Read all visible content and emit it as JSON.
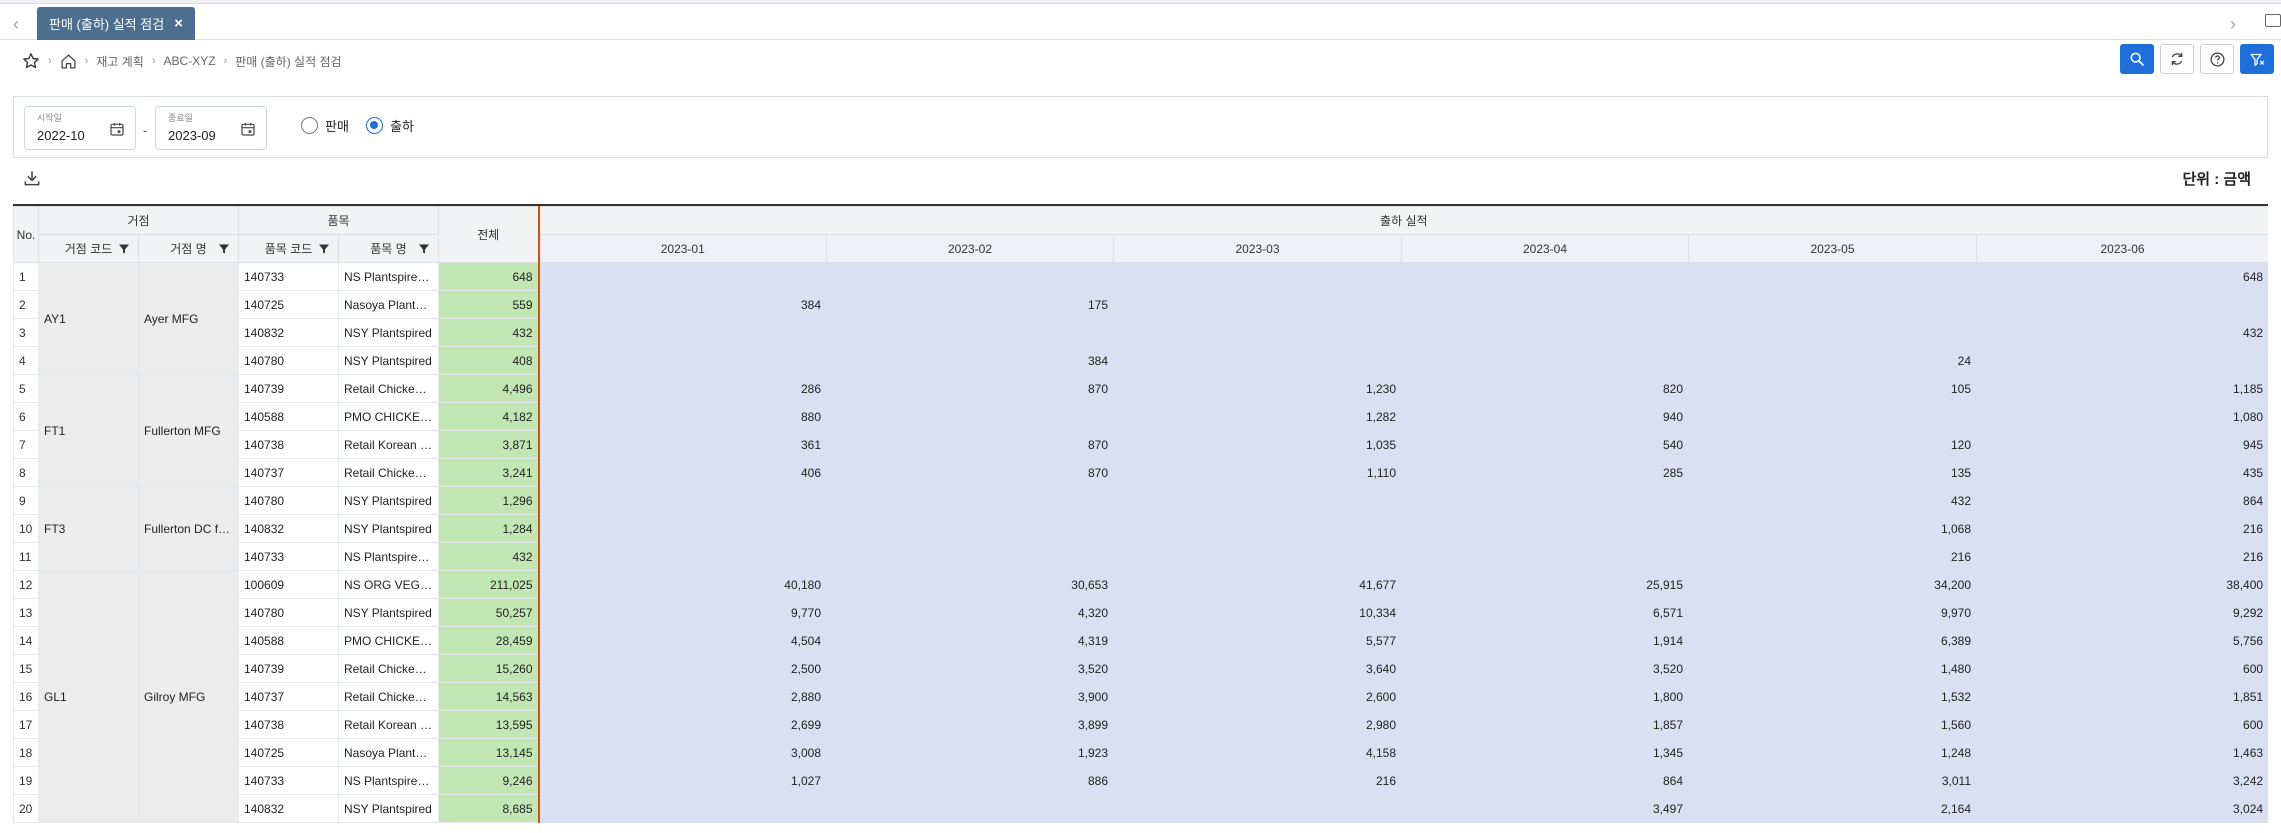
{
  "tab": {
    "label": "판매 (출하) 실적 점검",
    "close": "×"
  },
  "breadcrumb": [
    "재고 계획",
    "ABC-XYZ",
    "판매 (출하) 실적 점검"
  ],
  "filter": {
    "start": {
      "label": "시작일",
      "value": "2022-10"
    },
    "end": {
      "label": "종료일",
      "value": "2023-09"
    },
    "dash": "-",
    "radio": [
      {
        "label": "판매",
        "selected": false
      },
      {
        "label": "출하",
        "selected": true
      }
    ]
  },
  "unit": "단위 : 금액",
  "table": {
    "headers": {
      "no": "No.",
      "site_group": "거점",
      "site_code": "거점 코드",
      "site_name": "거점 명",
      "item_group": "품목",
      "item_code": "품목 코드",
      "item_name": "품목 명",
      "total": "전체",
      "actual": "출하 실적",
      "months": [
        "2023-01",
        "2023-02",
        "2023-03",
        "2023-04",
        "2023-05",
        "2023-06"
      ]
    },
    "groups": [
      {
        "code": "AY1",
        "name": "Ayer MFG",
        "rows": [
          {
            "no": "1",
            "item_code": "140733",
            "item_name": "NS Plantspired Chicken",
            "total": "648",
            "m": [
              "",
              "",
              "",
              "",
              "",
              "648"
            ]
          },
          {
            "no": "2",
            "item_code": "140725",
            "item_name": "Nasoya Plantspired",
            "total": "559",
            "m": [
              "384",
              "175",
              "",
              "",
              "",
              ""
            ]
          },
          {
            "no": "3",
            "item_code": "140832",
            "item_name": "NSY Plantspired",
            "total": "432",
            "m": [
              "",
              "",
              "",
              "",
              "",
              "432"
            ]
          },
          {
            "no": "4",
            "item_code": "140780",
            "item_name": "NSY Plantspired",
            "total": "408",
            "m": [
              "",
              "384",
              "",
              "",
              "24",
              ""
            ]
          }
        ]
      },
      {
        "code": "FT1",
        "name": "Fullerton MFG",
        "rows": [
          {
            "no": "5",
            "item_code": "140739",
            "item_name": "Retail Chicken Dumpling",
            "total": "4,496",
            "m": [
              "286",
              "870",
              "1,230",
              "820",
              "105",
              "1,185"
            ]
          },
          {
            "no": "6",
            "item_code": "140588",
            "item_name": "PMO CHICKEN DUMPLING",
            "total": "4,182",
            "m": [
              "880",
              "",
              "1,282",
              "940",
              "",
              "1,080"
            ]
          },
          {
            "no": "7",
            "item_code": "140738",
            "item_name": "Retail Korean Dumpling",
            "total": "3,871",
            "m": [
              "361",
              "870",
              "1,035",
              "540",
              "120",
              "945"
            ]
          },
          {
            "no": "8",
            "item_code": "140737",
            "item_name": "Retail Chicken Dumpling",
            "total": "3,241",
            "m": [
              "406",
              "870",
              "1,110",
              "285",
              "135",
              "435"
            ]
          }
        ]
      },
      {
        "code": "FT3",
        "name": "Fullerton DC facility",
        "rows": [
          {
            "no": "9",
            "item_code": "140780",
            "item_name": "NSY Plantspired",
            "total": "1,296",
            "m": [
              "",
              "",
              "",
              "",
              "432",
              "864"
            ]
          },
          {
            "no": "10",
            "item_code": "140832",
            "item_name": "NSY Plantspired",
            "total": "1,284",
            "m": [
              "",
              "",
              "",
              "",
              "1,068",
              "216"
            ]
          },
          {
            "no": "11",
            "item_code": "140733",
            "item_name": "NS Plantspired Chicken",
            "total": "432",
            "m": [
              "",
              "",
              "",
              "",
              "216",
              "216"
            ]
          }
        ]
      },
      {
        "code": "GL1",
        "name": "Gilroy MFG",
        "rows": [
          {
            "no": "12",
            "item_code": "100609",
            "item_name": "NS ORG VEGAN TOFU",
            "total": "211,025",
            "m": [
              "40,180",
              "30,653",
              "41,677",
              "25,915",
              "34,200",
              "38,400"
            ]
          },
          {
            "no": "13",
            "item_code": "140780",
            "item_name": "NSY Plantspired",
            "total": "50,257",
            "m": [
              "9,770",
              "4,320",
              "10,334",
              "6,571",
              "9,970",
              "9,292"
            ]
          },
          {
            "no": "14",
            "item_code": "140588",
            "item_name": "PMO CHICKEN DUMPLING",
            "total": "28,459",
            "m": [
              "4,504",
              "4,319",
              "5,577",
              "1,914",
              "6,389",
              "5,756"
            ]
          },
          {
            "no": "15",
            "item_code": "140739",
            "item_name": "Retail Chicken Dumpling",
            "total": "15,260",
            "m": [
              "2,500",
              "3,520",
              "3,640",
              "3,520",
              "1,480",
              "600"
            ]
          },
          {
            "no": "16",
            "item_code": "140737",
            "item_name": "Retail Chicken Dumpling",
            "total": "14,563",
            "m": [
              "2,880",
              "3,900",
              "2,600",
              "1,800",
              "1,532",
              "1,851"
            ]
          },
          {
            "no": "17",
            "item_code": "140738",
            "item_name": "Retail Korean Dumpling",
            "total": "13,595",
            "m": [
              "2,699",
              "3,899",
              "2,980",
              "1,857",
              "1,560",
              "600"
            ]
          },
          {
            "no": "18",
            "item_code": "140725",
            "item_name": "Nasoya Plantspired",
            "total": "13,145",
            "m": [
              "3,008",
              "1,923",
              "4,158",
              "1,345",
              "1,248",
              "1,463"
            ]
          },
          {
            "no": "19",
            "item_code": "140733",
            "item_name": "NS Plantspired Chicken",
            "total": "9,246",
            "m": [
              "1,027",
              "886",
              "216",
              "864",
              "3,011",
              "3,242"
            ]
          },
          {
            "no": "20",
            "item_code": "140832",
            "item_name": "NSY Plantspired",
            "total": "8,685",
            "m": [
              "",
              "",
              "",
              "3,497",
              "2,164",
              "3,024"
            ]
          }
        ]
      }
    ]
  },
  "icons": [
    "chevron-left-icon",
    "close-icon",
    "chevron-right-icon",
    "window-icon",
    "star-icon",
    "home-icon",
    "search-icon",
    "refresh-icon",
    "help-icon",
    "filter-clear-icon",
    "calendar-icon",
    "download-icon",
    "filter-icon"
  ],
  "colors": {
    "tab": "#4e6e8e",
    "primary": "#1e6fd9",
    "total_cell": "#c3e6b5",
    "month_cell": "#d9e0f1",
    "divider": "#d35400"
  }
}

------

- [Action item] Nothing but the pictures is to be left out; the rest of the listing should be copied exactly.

- [Exercise solution]
Read all visible content and emit it as JSON.
{
  "tab": {
    "label": "판매 (출하) 실적 점검",
    "close": "×"
  },
  "breadcrumb": [
    "재고 계획",
    "ABC-XYZ",
    "판매 (출하) 실적 점검"
  ],
  "filter": {
    "start": {
      "label": "시작일",
      "value": "2022-10"
    },
    "end": {
      "label": "종료일",
      "value": "2023-09"
    },
    "dash": "-",
    "radio": [
      {
        "label": "판매",
        "selected": false
      },
      {
        "label": "출하",
        "selected": true
      }
    ]
  },
  "unit": "단위 : 금액",
  "table": {
    "headers": {
      "no": "No.",
      "site_group": "거점",
      "site_code": "거점 코드",
      "site_name": "거점 명",
      "item_group": "품목",
      "item_code": "품목 코드",
      "item_name": "품목 명",
      "total": "전체",
      "actual": "출하 실적",
      "months": [
        "2023-01",
        "2023-02",
        "2023-03",
        "2023-04",
        "2023-05",
        "2023-06"
      ]
    },
    "groups": [
      {
        "code": "AY1",
        "name": "Ayer MFG",
        "rows": [
          {
            "no": "1",
            "item_code": "140733",
            "item_name": "NS Plantspired Chicken",
            "total": "648",
            "m": [
              "",
              "",
              "",
              "",
              "",
              "648"
            ]
          },
          {
            "no": "2",
            "item_code": "140725",
            "item_name": "Nasoya Plantspired",
            "total": "559",
            "m": [
              "384",
              "175",
              "",
              "",
              "",
              ""
            ]
          },
          {
            "no": "3",
            "item_code": "140832",
            "item_name": "NSY Plantspired",
            "total": "432",
            "m": [
              "",
              "",
              "",
              "",
              "",
              "432"
            ]
          },
          {
            "no": "4",
            "item_code": "140780",
            "item_name": "NSY Plantspired",
            "total": "408",
            "m": [
              "",
              "384",
              "",
              "",
              "24",
              ""
            ]
          }
        ]
      },
      {
        "code": "FT1",
        "name": "Fullerton MFG",
        "rows": [
          {
            "no": "5",
            "item_code": "140739",
            "item_name": "Retail Chicken Dumpling",
            "total": "4,496",
            "m": [
              "286",
              "870",
              "1,230",
              "820",
              "105",
              "1,185"
            ]
          },
          {
            "no": "6",
            "item_code": "140588",
            "item_name": "PMO CHICKEN DUMPLING",
            "total": "4,182",
            "m": [
              "880",
              "",
              "1,282",
              "940",
              "",
              "1,080"
            ]
          },
          {
            "no": "7",
            "item_code": "140738",
            "item_name": "Retail Korean Dumpling",
            "total": "3,871",
            "m": [
              "361",
              "870",
              "1,035",
              "540",
              "120",
              "945"
            ]
          },
          {
            "no": "8",
            "item_code": "140737",
            "item_name": "Retail Chicken Dumpling",
            "total": "3,241",
            "m": [
              "406",
              "870",
              "1,110",
              "285",
              "135",
              "435"
            ]
          }
        ]
      },
      {
        "code": "FT3",
        "name": "Fullerton DC facility",
        "rows": [
          {
            "no": "9",
            "item_code": "140780",
            "item_name": "NSY Plantspired",
            "total": "1,296",
            "m": [
              "",
              "",
              "",
              "",
              "432",
              "864"
            ]
          },
          {
            "no": "10",
            "item_code": "140832",
            "item_name": "NSY Plantspired",
            "total": "1,284",
            "m": [
              "",
              "",
              "",
              "",
              "1,068",
              "216"
            ]
          },
          {
            "no": "11",
            "item_code": "140733",
            "item_name": "NS Plantspired Chicken",
            "total": "432",
            "m": [
              "",
              "",
              "",
              "",
              "216",
              "216"
            ]
          }
        ]
      },
      {
        "code": "GL1",
        "name": "Gilroy MFG",
        "rows": [
          {
            "no": "12",
            "item_code": "100609",
            "item_name": "NS ORG VEGAN TOFU",
            "total": "211,025",
            "m": [
              "40,180",
              "30,653",
              "41,677",
              "25,915",
              "34,200",
              "38,400"
            ]
          },
          {
            "no": "13",
            "item_code": "140780",
            "item_name": "NSY Plantspired",
            "total": "50,257",
            "m": [
              "9,770",
              "4,320",
              "10,334",
              "6,571",
              "9,970",
              "9,292"
            ]
          },
          {
            "no": "14",
            "item_code": "140588",
            "item_name": "PMO CHICKEN DUMPLING",
            "total": "28,459",
            "m": [
              "4,504",
              "4,319",
              "5,577",
              "1,914",
              "6,389",
              "5,756"
            ]
          },
          {
            "no": "15",
            "item_code": "140739",
            "item_name": "Retail Chicken Dumpling",
            "total": "15,260",
            "m": [
              "2,500",
              "3,520",
              "3,640",
              "3,520",
              "1,480",
              "600"
            ]
          },
          {
            "no": "16",
            "item_code": "140737",
            "item_name": "Retail Chicken Dumpling",
            "total": "14,563",
            "m": [
              "2,880",
              "3,900",
              "2,600",
              "1,800",
              "1,532",
              "1,851"
            ]
          },
          {
            "no": "17",
            "item_code": "140738",
            "item_name": "Retail Korean Dumpling",
            "total": "13,595",
            "m": [
              "2,699",
              "3,899",
              "2,980",
              "1,857",
              "1,560",
              "600"
            ]
          },
          {
            "no": "18",
            "item_code": "140725",
            "item_name": "Nasoya Plantspired",
            "total": "13,145",
            "m": [
              "3,008",
              "1,923",
              "4,158",
              "1,345",
              "1,248",
              "1,463"
            ]
          },
          {
            "no": "19",
            "item_code": "140733",
            "item_name": "NS Plantspired Chicken",
            "total": "9,246",
            "m": [
              "1,027",
              "886",
              "216",
              "864",
              "3,011",
              "3,242"
            ]
          },
          {
            "no": "20",
            "item_code": "140832",
            "item_name": "NSY Plantspired",
            "total": "8,685",
            "m": [
              "",
              "",
              "",
              "3,497",
              "2,164",
              "3,024"
            ]
          }
        ]
      }
    ]
  },
  "icons": [
    "chevron-left-icon",
    "close-icon",
    "chevron-right-icon",
    "window-icon",
    "star-icon",
    "home-icon",
    "search-icon",
    "refresh-icon",
    "help-icon",
    "filter-clear-icon",
    "calendar-icon",
    "download-icon",
    "filter-icon"
  ],
  "colors": {
    "tab": "#4e6e8e",
    "primary": "#1e6fd9",
    "total_cell": "#c3e6b5",
    "month_cell": "#d9e0f1",
    "divider": "#d35400"
  }
}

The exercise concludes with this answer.